Author(s): Dymock BW, See CS
Abstract Share this page
Abstract INTRODUCTION: Janus kinases (JAKs) comprise a family of four enzymes, JAK1, JAK2, JAK3 and tyrosine kinase 2 (TYK2), centrally implicated in cell signaling processes important in cancer and immune-inflammatory diseases. Progression in the field has taken a recent step forward with the approval of ruxolitinib (Jakafi), a selective inhibitor of JAK1/2 and very recently tofacitinib (Xeljanz), a pan-JAK inhibitor. There are many new JAK family enzyme inhibitors in the clinic now with a range of selectivity profiles. More selective JAK2 or JAK3 compounds are now coming through in considerable numbers and this review attempts to provide an update of the recent patent literature of those new compounds. An overview is given on the diversity of core structures employed for inhibitor design showing that the vast majority of compounds are based on classic ATP-competitive kinase inhibitor heterocycles. AREAS COVERED: This review updates new patents claiming JAK2 and/or JAK3 inhibitors published from 2010 to 2012. Pre-2010 patents have been extensively covered in previous reviews. Comments on the context of each chemical series are given where applicable to orientate the readers on the bewildering array of molecular designs now available. This review does not cover JAK1 or TYK2 inhibitors but mention is made of these where they occur within series of JAK2/3 inhibitors. Given the overlap between many pharmacophores, it was not possible to completely separate inhibitors of JAK2 from JAK3, hence the material is organized by JAK2, JAK3 and JAK2/3 and within each section by alphabetical order of the patent assignee, some companies having published five or more patents, such as Ambit (10), Incyte (9), Galapagos (7), Almirall (6) and Biocryst (5). A total of 98 patents are reviewed herein. EXPERT OPINION: JAK inhibitor therapy is entering a significant new era with the advent on the market of the JAK1/2 inhibitor ruxolitinib and the pan-JAK inhibitor tofacitinib, with unprecedented speed of development. Selectivity against the four individual JAK family enzymes, JAK1, 2, 3 and TYK2, is now a key goal since they each play subtly different roles in cytokine-induced cell signaling. The future looks bright for patients as many new drugs are being developed and now combinations of JAK inhibitors with other targeted agents are being studied in the clinic. These advances are expected to lead to further significant progress improving patient outcomes and quality of life.

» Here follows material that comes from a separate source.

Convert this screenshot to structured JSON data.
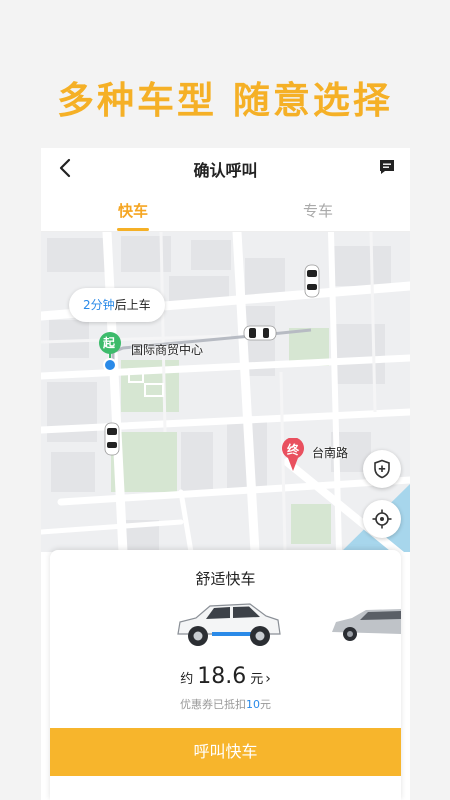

This article was published in Expert Opin Ther Pat
and referenced in General Medicine: Open Access